Please reproduce the entries that follow, keeping each word intact.

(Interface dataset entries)
-.-.-
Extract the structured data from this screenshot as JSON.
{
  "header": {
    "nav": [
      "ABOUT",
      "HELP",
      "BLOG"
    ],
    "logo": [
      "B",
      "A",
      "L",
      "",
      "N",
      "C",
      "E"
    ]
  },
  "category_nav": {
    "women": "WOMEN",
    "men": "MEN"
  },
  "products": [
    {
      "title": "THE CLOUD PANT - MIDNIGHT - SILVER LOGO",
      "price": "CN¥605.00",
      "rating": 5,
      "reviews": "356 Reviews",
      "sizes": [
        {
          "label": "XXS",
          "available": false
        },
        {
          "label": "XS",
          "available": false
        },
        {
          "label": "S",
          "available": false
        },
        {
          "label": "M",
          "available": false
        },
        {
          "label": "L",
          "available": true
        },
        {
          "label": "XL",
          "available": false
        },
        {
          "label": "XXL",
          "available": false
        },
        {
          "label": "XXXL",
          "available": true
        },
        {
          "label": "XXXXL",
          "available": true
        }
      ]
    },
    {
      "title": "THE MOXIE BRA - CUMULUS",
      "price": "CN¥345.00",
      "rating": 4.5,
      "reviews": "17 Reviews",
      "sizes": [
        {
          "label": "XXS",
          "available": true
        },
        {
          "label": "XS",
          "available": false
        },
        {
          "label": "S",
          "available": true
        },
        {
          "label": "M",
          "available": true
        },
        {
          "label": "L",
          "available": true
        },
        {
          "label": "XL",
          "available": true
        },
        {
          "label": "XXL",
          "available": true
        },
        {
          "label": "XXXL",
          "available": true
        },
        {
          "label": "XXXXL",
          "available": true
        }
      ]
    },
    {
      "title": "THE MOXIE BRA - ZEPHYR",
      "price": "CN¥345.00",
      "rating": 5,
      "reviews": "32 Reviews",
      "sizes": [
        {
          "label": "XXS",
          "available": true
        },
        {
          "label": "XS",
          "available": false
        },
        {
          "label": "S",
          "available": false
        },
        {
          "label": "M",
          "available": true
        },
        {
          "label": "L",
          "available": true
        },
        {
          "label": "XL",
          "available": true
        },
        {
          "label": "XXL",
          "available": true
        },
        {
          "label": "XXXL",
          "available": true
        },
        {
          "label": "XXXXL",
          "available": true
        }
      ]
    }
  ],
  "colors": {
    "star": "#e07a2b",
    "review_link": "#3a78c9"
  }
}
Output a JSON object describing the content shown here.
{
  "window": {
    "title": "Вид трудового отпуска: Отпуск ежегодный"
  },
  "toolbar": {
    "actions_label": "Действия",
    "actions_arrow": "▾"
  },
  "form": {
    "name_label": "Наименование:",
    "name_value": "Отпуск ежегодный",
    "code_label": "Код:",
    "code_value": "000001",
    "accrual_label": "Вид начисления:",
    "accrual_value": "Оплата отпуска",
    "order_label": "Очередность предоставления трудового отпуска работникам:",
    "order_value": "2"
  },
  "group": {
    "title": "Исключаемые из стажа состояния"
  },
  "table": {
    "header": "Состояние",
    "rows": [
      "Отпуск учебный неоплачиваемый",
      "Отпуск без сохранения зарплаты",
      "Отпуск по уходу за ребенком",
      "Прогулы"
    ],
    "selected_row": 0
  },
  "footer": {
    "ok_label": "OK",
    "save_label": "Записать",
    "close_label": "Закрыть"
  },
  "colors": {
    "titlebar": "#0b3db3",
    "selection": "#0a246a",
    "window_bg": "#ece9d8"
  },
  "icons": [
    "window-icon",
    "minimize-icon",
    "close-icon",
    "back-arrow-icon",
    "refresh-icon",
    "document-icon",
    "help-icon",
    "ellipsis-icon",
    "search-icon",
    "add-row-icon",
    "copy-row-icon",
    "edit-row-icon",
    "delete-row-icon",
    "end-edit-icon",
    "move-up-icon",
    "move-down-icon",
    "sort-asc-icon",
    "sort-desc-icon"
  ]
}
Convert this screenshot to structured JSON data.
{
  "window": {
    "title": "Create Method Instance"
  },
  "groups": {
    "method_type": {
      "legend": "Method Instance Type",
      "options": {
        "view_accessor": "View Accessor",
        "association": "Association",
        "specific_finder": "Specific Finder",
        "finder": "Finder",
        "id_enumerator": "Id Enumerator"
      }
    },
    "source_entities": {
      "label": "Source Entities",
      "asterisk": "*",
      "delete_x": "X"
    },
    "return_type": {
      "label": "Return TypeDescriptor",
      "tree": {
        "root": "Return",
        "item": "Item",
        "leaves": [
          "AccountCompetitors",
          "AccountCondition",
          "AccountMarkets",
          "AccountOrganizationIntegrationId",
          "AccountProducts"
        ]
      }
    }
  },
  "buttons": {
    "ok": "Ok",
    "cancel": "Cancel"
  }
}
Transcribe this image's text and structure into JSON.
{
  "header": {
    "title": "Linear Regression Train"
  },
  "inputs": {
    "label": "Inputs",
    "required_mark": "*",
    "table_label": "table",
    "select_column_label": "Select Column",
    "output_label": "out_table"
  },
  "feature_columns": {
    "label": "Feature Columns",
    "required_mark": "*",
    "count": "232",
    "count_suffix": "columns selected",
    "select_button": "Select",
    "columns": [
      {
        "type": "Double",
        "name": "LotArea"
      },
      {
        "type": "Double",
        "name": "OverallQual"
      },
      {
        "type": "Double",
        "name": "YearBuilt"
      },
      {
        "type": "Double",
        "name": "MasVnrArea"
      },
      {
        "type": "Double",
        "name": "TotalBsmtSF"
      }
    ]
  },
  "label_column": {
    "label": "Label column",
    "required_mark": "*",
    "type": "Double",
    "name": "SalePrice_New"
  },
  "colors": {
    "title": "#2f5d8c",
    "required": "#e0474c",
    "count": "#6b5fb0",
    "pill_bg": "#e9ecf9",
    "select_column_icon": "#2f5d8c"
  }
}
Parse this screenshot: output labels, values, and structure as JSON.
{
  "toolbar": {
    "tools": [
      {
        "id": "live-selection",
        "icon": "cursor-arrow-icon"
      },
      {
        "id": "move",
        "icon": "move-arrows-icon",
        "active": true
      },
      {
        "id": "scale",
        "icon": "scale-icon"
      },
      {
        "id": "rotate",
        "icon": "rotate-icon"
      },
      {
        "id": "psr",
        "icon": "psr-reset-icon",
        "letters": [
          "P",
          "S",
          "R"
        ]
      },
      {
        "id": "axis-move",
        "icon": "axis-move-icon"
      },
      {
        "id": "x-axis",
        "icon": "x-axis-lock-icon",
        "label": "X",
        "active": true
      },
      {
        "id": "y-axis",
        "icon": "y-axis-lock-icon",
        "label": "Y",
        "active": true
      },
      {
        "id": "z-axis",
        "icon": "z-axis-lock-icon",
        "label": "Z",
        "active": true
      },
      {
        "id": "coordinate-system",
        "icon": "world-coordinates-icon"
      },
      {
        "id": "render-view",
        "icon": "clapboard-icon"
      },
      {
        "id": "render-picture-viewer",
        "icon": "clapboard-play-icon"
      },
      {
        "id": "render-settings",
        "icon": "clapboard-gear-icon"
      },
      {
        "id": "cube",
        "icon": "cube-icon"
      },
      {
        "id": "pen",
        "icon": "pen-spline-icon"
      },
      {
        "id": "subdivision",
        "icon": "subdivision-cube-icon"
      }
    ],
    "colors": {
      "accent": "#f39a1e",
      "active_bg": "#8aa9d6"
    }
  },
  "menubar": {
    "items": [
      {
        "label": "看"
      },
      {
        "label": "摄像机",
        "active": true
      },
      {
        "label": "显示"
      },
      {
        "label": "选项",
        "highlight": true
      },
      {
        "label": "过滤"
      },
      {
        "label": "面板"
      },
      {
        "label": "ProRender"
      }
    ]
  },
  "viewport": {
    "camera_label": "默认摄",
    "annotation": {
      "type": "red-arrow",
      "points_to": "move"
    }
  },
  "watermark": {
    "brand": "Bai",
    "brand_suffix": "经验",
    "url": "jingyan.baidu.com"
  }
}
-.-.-
**RESPONSE TO THE TASK:**
Extract the structured data from this screenshot as JSON.
{
  "header": {
    "nav": [
      "ABOUT",
      "HELP",
      "BLOG"
    ],
    "logo": [
      "B",
      "A",
      "L",
      "",
      "N",
      "C",
      "E"
    ]
  },
  "category_nav": {
    "women": "WOMEN",
    "men": "MEN"
  },
  "products": [
    {
      "title": "THE CLOUD PANT - MIDNIGHT - SILVER LOGO",
      "price": "CN¥605.00",
      "rating": 5,
      "reviews": "356 Reviews",
      "sizes": [
        {
          "label": "XXS",
          "available": false
        },
        {
          "label": "XS",
          "available": false
        },
        {
          "label": "S",
          "available": false
        },
        {
          "label": "M",
          "available": false
        },
        {
          "label": "L",
          "available": true
        },
        {
          "label": "XL",
          "available": false
        },
        {
          "label": "XXL",
          "available": false
        },
        {
          "label": "XXXL",
          "available": true
        },
        {
          "label": "XXXXL",
          "available": true
        }
      ]
    },
    {
      "title": "THE MOXIE BRA - CUMULUS",
      "price": "CN¥345.00",
      "rating": 4.5,
      "reviews": "17 Reviews",
      "sizes": [
        {
          "label": "XXS",
          "available": true
        },
        {
          "label": "XS",
          "available": false
        },
        {
          "label": "S",
          "available": true
        },
        {
          "label": "M",
          "available": true
        },
        {
          "label": "L",
          "available": true
        },
        {
          "label": "XL",
          "available": true
        },
        {
          "label": "XXL",
          "available": true
        },
        {
          "label": "XXXL",
          "available": true
        },
        {
          "label": "XXXXL",
          "available": true
        }
      ]
    },
    {
      "title": "THE MOXIE BRA - ZEPHYR",
      "price": "CN¥345.00",
      "rating": 5,
      "reviews": "32 Reviews",
      "sizes": [
        {
          "label": "XXS",
          "available": true
        },
        {
          "label": "XS",
          "available": false
        },
        {
          "label": "S",
          "available": false
        },
        {
          "label": "M",
          "available": true
        },
        {
          "label": "L",
          "available": true
        },
        {
          "label": "XL",
          "available": true
        },
        {
          "label": "XXL",
          "available": true
        },
        {
          "label": "XXXL",
          "available": true
        },
        {
          "label": "XXXXL",
          "available": true
        }
      ]
    }
  ],
  "colors": {
    "star": "#e07a2b",
    "review_link": "#3a78c9"
  }
}
Output a JSON object describing the content shown here.
{
  "window": {
    "title": "Вид трудового отпуска: Отпуск ежегодный"
  },
  "toolbar": {
    "actions_label": "Действия",
    "actions_arrow": "▾"
  },
  "form": {
    "name_label": "Наименование:",
    "name_value": "Отпуск ежегодный",
    "code_label": "Код:",
    "code_value": "000001",
    "accrual_label": "Вид начисления:",
    "accrual_value": "Оплата отпуска",
    "order_label": "Очередность предоставления трудового отпуска работникам:",
    "order_value": "2"
  },
  "group": {
    "title": "Исключаемые из стажа состояния"
  },
  "table": {
    "header": "Состояние",
    "rows": [
      "Отпуск учебный неоплачиваемый",
      "Отпуск без сохранения зарплаты",
      "Отпуск по уходу за ребенком",
      "Прогулы"
    ],
    "selected_row": 0
  },
  "footer": {
    "ok_label": "OK",
    "save_label": "Записать",
    "close_label": "Закрыть"
  },
  "colors": {
    "titlebar": "#0b3db3",
    "selection": "#0a246a",
    "window_bg": "#ece9d8"
  },
  "icons": [
    "window-icon",
    "minimize-icon",
    "close-icon",
    "back-arrow-icon",
    "refresh-icon",
    "document-icon",
    "help-icon",
    "ellipsis-icon",
    "search-icon",
    "add-row-icon",
    "copy-row-icon",
    "edit-row-icon",
    "delete-row-icon",
    "end-edit-icon",
    "move-up-icon",
    "move-down-icon",
    "sort-asc-icon",
    "sort-desc-icon"
  ]
}
Convert this screenshot to structured JSON data.
{
  "window": {
    "title": "Create Method Instance"
  },
  "groups": {
    "method_type": {
      "legend": "Method Instance Type",
      "options": {
        "view_accessor": "View Accessor",
        "association": "Association",
        "specific_finder": "Specific Finder",
        "finder": "Finder",
        "id_enumerator": "Id Enumerator"
      }
    },
    "source_entities": {
      "label": "Source Entities",
      "asterisk": "*",
      "delete_x": "X"
    },
    "return_type": {
      "label": "Return TypeDescriptor",
      "tree": {
        "root": "Return",
        "item": "Item",
        "leaves": [
          "AccountCompetitors",
          "AccountCondition",
          "AccountMarkets",
          "AccountOrganizationIntegrationId",
          "AccountProducts"
        ]
      }
    }
  },
  "buttons": {
    "ok": "Ok",
    "cancel": "Cancel"
  }
}
Transcribe this image's text and structure into JSON.
{
  "header": {
    "title": "Linear Regression Train"
  },
  "inputs": {
    "label": "Inputs",
    "required_mark": "*",
    "table_label": "table",
    "select_column_label": "Select Column",
    "output_label": "out_table"
  },
  "feature_columns": {
    "label": "Feature Columns",
    "required_mark": "*",
    "count": "232",
    "count_suffix": "columns selected",
    "select_button": "Select",
    "columns": [
      {
        "type": "Double",
        "name": "LotArea"
      },
      {
        "type": "Double",
        "name": "OverallQual"
      },
      {
        "type": "Double",
        "name": "YearBuilt"
      },
      {
        "type": "Double",
        "name": "MasVnrArea"
      },
      {
        "type": "Double",
        "name": "TotalBsmtSF"
      }
    ]
  },
  "label_column": {
    "label": "Label column",
    "required_mark": "*",
    "type": "Double",
    "name": "SalePrice_New"
  },
  "colors": {
    "title": "#2f5d8c",
    "required": "#e0474c",
    "count": "#6b5fb0",
    "pill_bg": "#e9ecf9",
    "select_column_icon": "#2f5d8c"
  }
}
Parse this screenshot: output labels, values, and structure as JSON.
{
  "toolbar": {
    "tools": [
      {
        "id": "live-selection",
        "icon": "cursor-arrow-icon"
      },
      {
        "id": "move",
        "icon": "move-arrows-icon",
        "active": true
      },
      {
        "id": "scale",
        "icon": "scale-icon"
      },
      {
        "id": "rotate",
        "icon": "rotate-icon"
      },
      {
        "id": "psr",
        "icon": "psr-reset-icon",
        "letters": [
          "P",
          "S",
          "R"
        ]
      },
      {
        "id": "axis-move",
        "icon": "axis-move-icon"
      },
      {
        "id": "x-axis",
        "icon": "x-axis-lock-icon",
        "label": "X",
        "active": true
      },
      {
        "id": "y-axis",
        "icon": "y-axis-lock-icon",
        "label": "Y",
        "active": true
      },
      {
        "id": "z-axis",
        "icon": "z-axis-lock-icon",
        "label": "Z",
        "active": true
      },
      {
        "id": "coordinate-system",
        "icon": "world-coordinates-icon"
      },
      {
        "id": "render-view",
        "icon": "clapboard-icon"
      },
      {
        "id": "render-picture-viewer",
        "icon": "clapboard-play-icon"
      },
      {
        "id": "render-settings",
        "icon": "clapboard-gear-icon"
      },
      {
        "id": "cube",
        "icon": "cube-icon"
      },
      {
        "id": "pen",
        "icon": "pen-spline-icon"
      },
      {
        "id": "subdivision",
        "icon": "subdivision-cube-icon"
      }
    ],
    "colors": {
      "accent": "#f39a1e",
      "active_bg": "#8aa9d6"
    }
  },
  "menubar": {
    "items": [
      {
        "label": "看"
      },
      {
        "label": "摄像机",
        "active": true
      },
      {
        "label": "显示"
      },
      {
        "label": "选项",
        "highlight": true
      },
      {
        "label": "过滤"
      },
      {
        "label": "面板"
      },
      {
        "label": "ProRender"
      }
    ]
  },
  "viewport": {
    "camera_label": "默认摄",
    "annotation": {
      "type": "red-arrow",
      "points_to": "move"
    }
  },
  "watermark": {
    "brand": "Bai",
    "brand_suffix": "经验",
    "url": "jingyan.baidu.com"
  }
}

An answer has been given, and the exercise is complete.